EXERCISE: Print each record below word for word.

Web page and app entries

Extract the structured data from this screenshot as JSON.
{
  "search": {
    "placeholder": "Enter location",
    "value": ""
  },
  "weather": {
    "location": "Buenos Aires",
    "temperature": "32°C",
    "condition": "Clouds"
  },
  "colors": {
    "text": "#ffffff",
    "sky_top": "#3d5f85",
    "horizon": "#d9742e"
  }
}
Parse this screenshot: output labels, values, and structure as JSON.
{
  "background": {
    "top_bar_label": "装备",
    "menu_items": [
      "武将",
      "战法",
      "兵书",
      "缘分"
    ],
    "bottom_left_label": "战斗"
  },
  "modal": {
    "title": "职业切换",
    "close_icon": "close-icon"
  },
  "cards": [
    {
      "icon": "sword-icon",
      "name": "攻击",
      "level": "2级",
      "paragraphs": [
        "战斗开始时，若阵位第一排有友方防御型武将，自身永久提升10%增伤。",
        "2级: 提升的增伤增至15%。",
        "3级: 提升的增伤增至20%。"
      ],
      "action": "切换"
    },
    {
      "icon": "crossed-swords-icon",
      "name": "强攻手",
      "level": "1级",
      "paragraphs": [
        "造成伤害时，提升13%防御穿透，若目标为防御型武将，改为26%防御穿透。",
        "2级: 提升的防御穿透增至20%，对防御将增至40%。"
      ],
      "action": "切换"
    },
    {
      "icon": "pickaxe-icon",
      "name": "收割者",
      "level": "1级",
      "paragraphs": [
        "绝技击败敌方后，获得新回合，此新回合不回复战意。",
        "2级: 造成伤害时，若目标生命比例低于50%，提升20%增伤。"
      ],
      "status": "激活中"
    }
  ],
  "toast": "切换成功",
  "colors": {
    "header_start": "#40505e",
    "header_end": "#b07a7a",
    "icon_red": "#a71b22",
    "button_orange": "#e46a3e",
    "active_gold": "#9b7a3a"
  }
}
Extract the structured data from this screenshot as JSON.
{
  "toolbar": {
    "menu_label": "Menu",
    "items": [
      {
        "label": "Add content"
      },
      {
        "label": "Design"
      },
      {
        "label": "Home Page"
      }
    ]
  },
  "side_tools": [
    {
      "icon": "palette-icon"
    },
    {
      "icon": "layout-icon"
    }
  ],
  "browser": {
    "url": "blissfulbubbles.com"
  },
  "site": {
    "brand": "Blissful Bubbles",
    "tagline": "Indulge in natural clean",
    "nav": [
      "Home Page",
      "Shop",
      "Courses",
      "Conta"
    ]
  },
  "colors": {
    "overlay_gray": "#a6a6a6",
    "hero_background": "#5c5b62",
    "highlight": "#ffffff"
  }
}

RESPONSE AREA:
Extract the structured data from this screenshot as JSON.
{
  "search": {
    "placeholder": "Enter location",
    "value": ""
  },
  "weather": {
    "location": "Buenos Aires",
    "temperature": "32°C",
    "condition": "Clouds"
  },
  "colors": {
    "text": "#ffffff",
    "sky_top": "#3d5f85",
    "horizon": "#d9742e"
  }
}
Parse this screenshot: output labels, values, and structure as JSON.
{
  "background": {
    "top_bar_label": "装备",
    "menu_items": [
      "武将",
      "战法",
      "兵书",
      "缘分"
    ],
    "bottom_left_label": "战斗"
  },
  "modal": {
    "title": "职业切换",
    "close_icon": "close-icon"
  },
  "cards": [
    {
      "icon": "sword-icon",
      "name": "攻击",
      "level": "2级",
      "paragraphs": [
        "战斗开始时，若阵位第一排有友方防御型武将，自身永久提升10%增伤。",
        "2级: 提升的增伤增至15%。",
        "3级: 提升的增伤增至20%。"
      ],
      "action": "切换"
    },
    {
      "icon": "crossed-swords-icon",
      "name": "强攻手",
      "level": "1级",
      "paragraphs": [
        "造成伤害时，提升13%防御穿透，若目标为防御型武将，改为26%防御穿透。",
        "2级: 提升的防御穿透增至20%，对防御将增至40%。"
      ],
      "action": "切换"
    },
    {
      "icon": "pickaxe-icon",
      "name": "收割者",
      "level": "1级",
      "paragraphs": [
        "绝技击败敌方后，获得新回合，此新回合不回复战意。",
        "2级: 造成伤害时，若目标生命比例低于50%，提升20%增伤。"
      ],
      "status": "激活中"
    }
  ],
  "toast": "切换成功",
  "colors": {
    "header_start": "#40505e",
    "header_end": "#b07a7a",
    "icon_red": "#a71b22",
    "button_orange": "#e46a3e",
    "active_gold": "#9b7a3a"
  }
}
Extract the structured data from this screenshot as JSON.
{
  "toolbar": {
    "menu_label": "Menu",
    "items": [
      {
        "label": "Add content"
      },
      {
        "label": "Design"
      },
      {
        "label": "Home Page"
      }
    ]
  },
  "side_tools": [
    {
      "icon": "palette-icon"
    },
    {
      "icon": "layout-icon"
    }
  ],
  "browser": {
    "url": "blissfulbubbles.com"
  },
  "site": {
    "brand": "Blissful Bubbles",
    "tagline": "Indulge in natural clean",
    "nav": [
      "Home Page",
      "Shop",
      "Courses",
      "Conta"
    ]
  },
  "colors": {
    "overlay_gray": "#a6a6a6",
    "hero_background": "#5c5b62",
    "highlight": "#ffffff"
  }
}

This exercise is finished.